The Featured Feminist column is an initiative by the WC which aims to debunk the common stereotypes and stigma associated with the word "feminist." By highlighting the profiles and achievements of dedicated, passionate individuals in the Boston College community, the WC staff hopes not only to foster a greater sense of appreciation for people who bring the ideals of equality and social justice into their daily lives, but also raise awareness in the BC community towards a more positive and inclusive definition of the word feminism.

If you would like to nominate someone to become a Featured Feminist, please fill out our nomination form via this link (BC username and password required).

An archive of our past Featured Feminists is available here.

Featured Feminist

Featured Feminist

Amirah Orozco

A&S '19

Major: Political Science and Philosophy


1.     Tell us a little bit about yourself.

I was born in New Mexico and grew up on the border between Cd. Juarez, Mexico and  El Paso, Texas. I am currently abroad in Dublin, Ireland for my junior year where I study Political Science and Philosophy.

2.     What are you most passionate about?

Very recently, I have become most passionate about political and moral theory that help to explain the government's moral right or maybe responsibility to make citizens do things that are morally good. Sounds complex, but I basically really have become interested in answering the question of how governments can be morally good and legitimate and also force people to do things they might not want to because they are good.

3. How do you define “feminism”?

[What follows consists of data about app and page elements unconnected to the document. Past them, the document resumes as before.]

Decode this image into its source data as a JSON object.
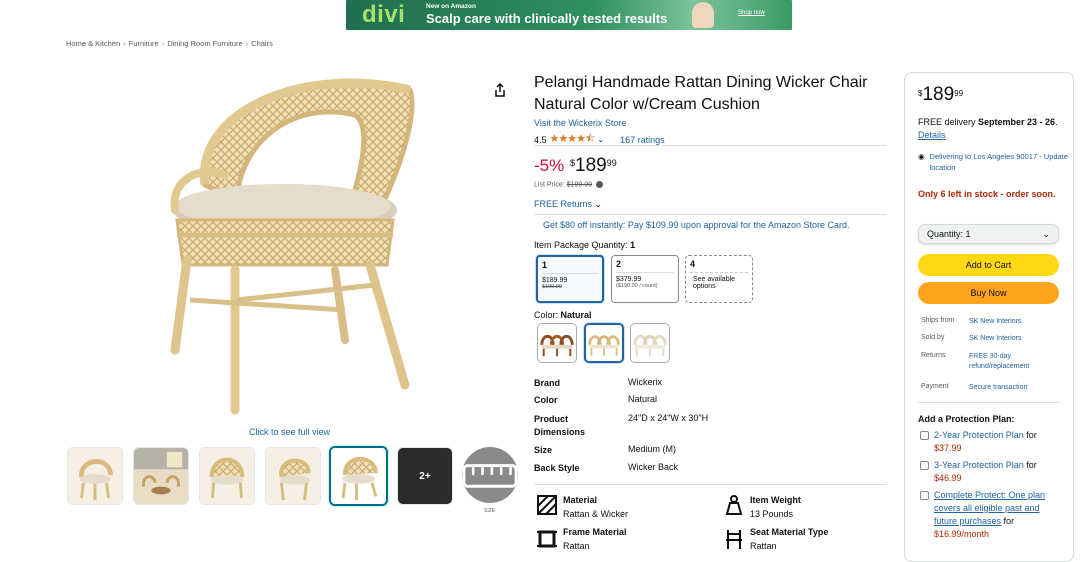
{
  "banner": {
    "logo": "divi",
    "kicker": "New on Amazon",
    "headline": "Scalp care with clinically tested results",
    "cta": "Shop now"
  },
  "breadcrumb": [
    "Home & Kitchen",
    "Furniture",
    "Dining Room Furniture",
    "Chairs"
  ],
  "gallery": {
    "click_full": "Click to see full view",
    "more_label": "2+",
    "size_label": "SIZE"
  },
  "product": {
    "title": "Pelangi Handmade Rattan Dining Wicker Chair Natural Color w/Cream Cushion",
    "store_link": "Visit the Wickerix Store",
    "rating_value": "4.5",
    "ratings_count": "167 ratings",
    "discount": "-5%",
    "price_currency": "$",
    "price_whole": "189",
    "price_fraction": "99",
    "list_price_label": "List Price:",
    "list_price": "$199.99",
    "free_returns": "FREE Returns",
    "promo": "Get $80 off instantly: Pay $109.99 upon approval for the Amazon Store Card.",
    "package_label": "Item Package Quantity:",
    "package_selected": "1",
    "packages": [
      {
        "qty": "1",
        "price": "$189.99",
        "sub": "$199.99"
      },
      {
        "qty": "2",
        "price": "$379.99",
        "sub": "($190.00 / count)"
      },
      {
        "qty": "4",
        "price": "See available",
        "sub": "options"
      }
    ],
    "color_label": "Color:",
    "color_selected": "Natural"
  },
  "specs": [
    {
      "key": "Brand",
      "value": "Wickerix"
    },
    {
      "key": "Color",
      "value": "Natural"
    },
    {
      "key": "Product Dimensions",
      "value": "24\"D x 24\"W x 30\"H"
    },
    {
      "key": "Size",
      "value": "Medium (M)"
    },
    {
      "key": "Back Style",
      "value": "Wicker Back"
    }
  ],
  "features": [
    {
      "title": "Material",
      "value": "Rattan & Wicker",
      "icon": "material-icon"
    },
    {
      "title": "Item Weight",
      "value": "13 Pounds",
      "icon": "weight-icon"
    },
    {
      "title": "Frame Material",
      "value": "Rattan",
      "icon": "frame-icon"
    },
    {
      "title": "Seat Material Type",
      "value": "Rattan",
      "icon": "seat-icon"
    }
  ],
  "buybox": {
    "price_currency": "$",
    "price_whole": "189",
    "price_fraction": "99",
    "delivery_prefix": "FREE delivery ",
    "delivery_dates": "September 23 - 26",
    "delivery_suffix": ".",
    "details_link": "Details",
    "location": "Delivering to Los Angeles 90017 - Update location",
    "stock": "Only 6 left in stock - order soon.",
    "quantity": "Quantity: 1",
    "add_to_cart": "Add to Cart",
    "buy_now": "Buy Now",
    "info": [
      {
        "key": "Ships from",
        "value": "SK New Interiors"
      },
      {
        "key": "Sold by",
        "value": "SK New Interiors"
      },
      {
        "key": "Returns",
        "value": "FREE 30-day refund/replacement"
      },
      {
        "key": "Payment",
        "value": "Secure transaction"
      }
    ],
    "protection_title": "Add a Protection Plan:",
    "protection": [
      {
        "label": "2-Year Protection Plan",
        "suffix": " for",
        "price": "$37.99"
      },
      {
        "label": "3-Year Protection Plan",
        "suffix": " for",
        "price": "$46.99"
      },
      {
        "label": "Complete Protect: One plan covers all eligible past and future purchases",
        "suffix": " for",
        "price": "$16.99/month"
      }
    ]
  },
  "colors": {
    "accent_link": "#2162a1",
    "discount_red": "#cc0c39",
    "stock_red": "#b12704",
    "cart_yellow": "#ffd814",
    "buy_orange": "#ffa41c",
    "star_orange": "#de7921"
  }
}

I define feminism as a intellectual or academic pursuit in to the matrix of oppressions that come about from the substantive, objective lived realities of people. To be a feminist is to not only simply want equality, but to think about why that is. I truly believe that contemplating and thinking about feminist issues is difficult, but worth my time. Feminism does not come easy to me by any means and by thinking and talking about issues, I have sometimes felt uncomfortable because my strongly held beliefs have been questioned. It is something I enjoy thinking about because I know it is important.

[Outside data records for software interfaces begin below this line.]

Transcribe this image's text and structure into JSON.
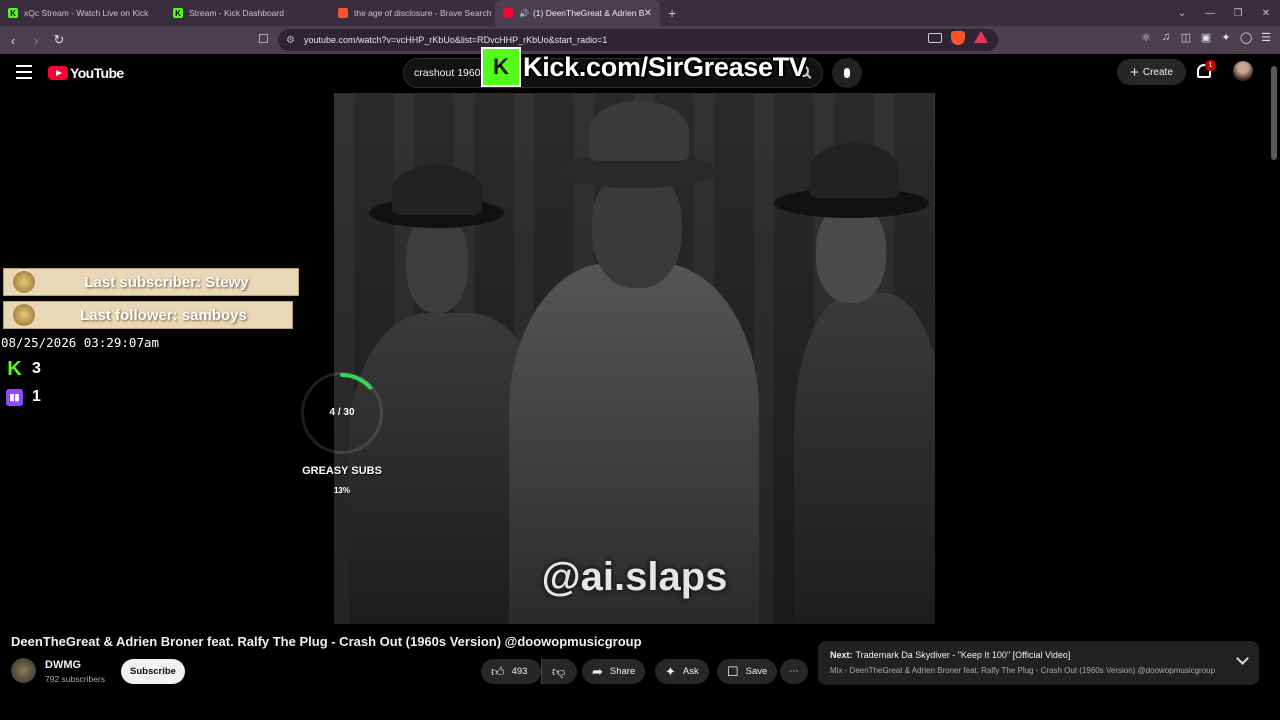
{
  "browser": {
    "tabs": [
      {
        "title": "xQc Stream - Watch Live on Kick",
        "icon": "kick-icon"
      },
      {
        "title": "Stream - Kick Dashboard",
        "icon": "kick-icon"
      },
      {
        "title": "the age of disclosure - Brave Search",
        "icon": "brave-icon"
      },
      {
        "title": "(1) DeenTheGreat & Adrien B",
        "icon": "youtube-icon",
        "active": true
      }
    ],
    "url": "youtube.com/watch?v=vcHHP_rKbUo&list=RDvcHHP_rKbUo&start_radio=1"
  },
  "youtube": {
    "logo_text": "YouTube",
    "search_value": "crashout 1960",
    "create_label": "Create",
    "notification_count": "1"
  },
  "overlay": {
    "kick_url": "Kick.com/SirGreaseTV",
    "last_subscriber": "Last subscriber: Stewy",
    "last_follower": "Last follower: samboys",
    "timestamp": "08/25/2026 03:29:07am",
    "kick_count": "3",
    "twitch_count": "1",
    "goal_progress": "4 / 30",
    "goal_fraction": 0.133,
    "goal_label": "GREASY SUBS",
    "goal_percent": "13%",
    "watermark": "@ai.slaps"
  },
  "video": {
    "title": "DeenTheGreat & Adrien Broner feat. Ralfy The Plug - Crash Out (1960s Version) @doowopmusicgroup",
    "channel": "DWMG",
    "subscribers": "792 subscribers",
    "subscribe_label": "Subscribe",
    "likes": "493",
    "share_label": "Share",
    "ask_label": "Ask",
    "save_label": "Save"
  },
  "next": {
    "prefix": "Next:",
    "title": "Trademark Da Skydiver - \"Keep It 100\" [Official Video]",
    "mix": "Mix - DeenTheGreat & Adrien Broner feat. Ralfy The Plug - Crash Out (1960s Version) @doowopmusicgroup"
  }
}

4. Why do you identify yourself as a feminist?

I identify with a feminist for many reasons, but the main one has actually been revealed to me while being abroad. No matter how you define feminism, the basic principles of a constant pursuit of a hopeful equality are there. It is a school of thought that is well worth pursuing. I am not a feminist because I want to join some movement that is really happy go lucky. Instead, it is an academic movement and social movement that is well worth fighting for!

5. Who or what inspires you?

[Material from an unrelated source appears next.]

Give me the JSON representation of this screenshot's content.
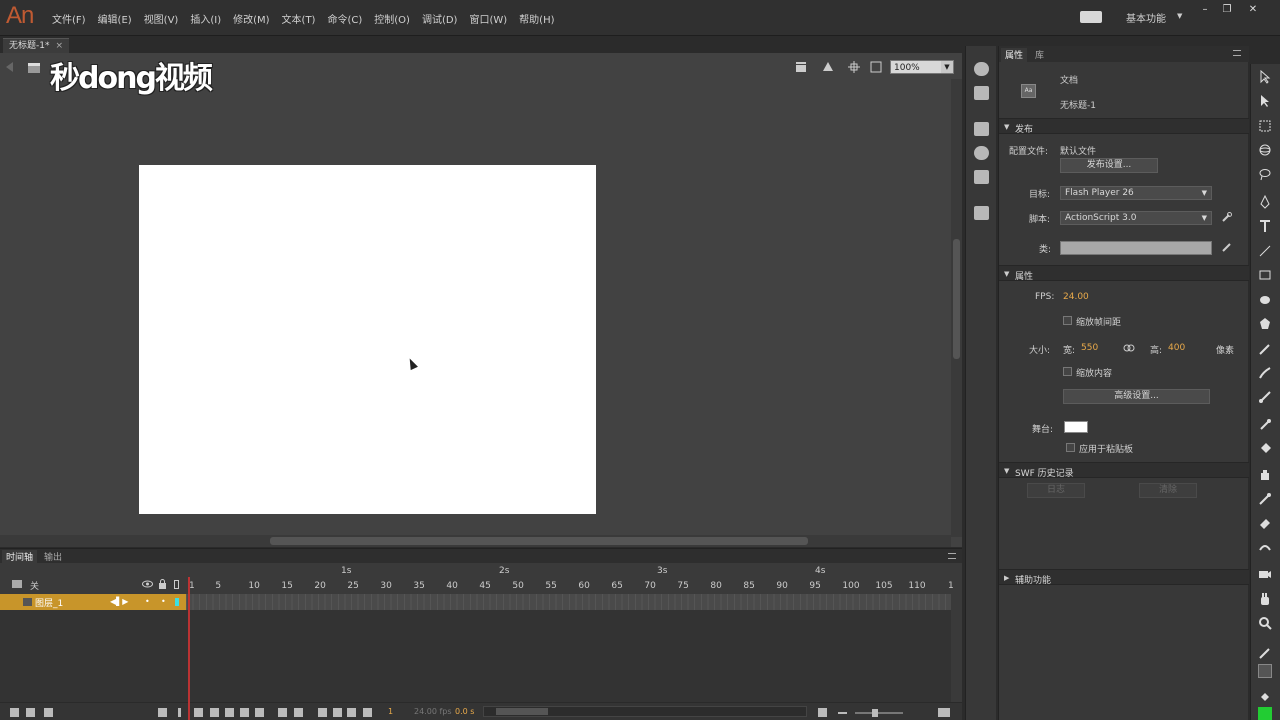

Hillary Clinton will forever be my biggest inspiration, I think. This is because of a reality about her that is quite controversial to many: she plays the game of politics oh so well! While it must be acknowledged that she's even allowed to play in the game because she's white, heterosexual, relatively upper middle class, daughter of a well-established family in the US, etc. she still does it a whole lot better than a lot of other people in her position! She has made mistakes in her career that are not necessarily forgettable nor is she able to be forgiven by them, but the strides she made for women in America will never be forgotten and her true commitment to both the American federalist system and progressive values is untouched. 

In Ireland, I have also found inspiration through movements that support women's rights-- rights American women might already have-- because they are relentless and truly have that Irish revolutionary spirit.

I have to mention that I am also inspired each and every day by the Women's Center staff. Their presence at BC makes thinking about feminism safe even when it seems super daunting.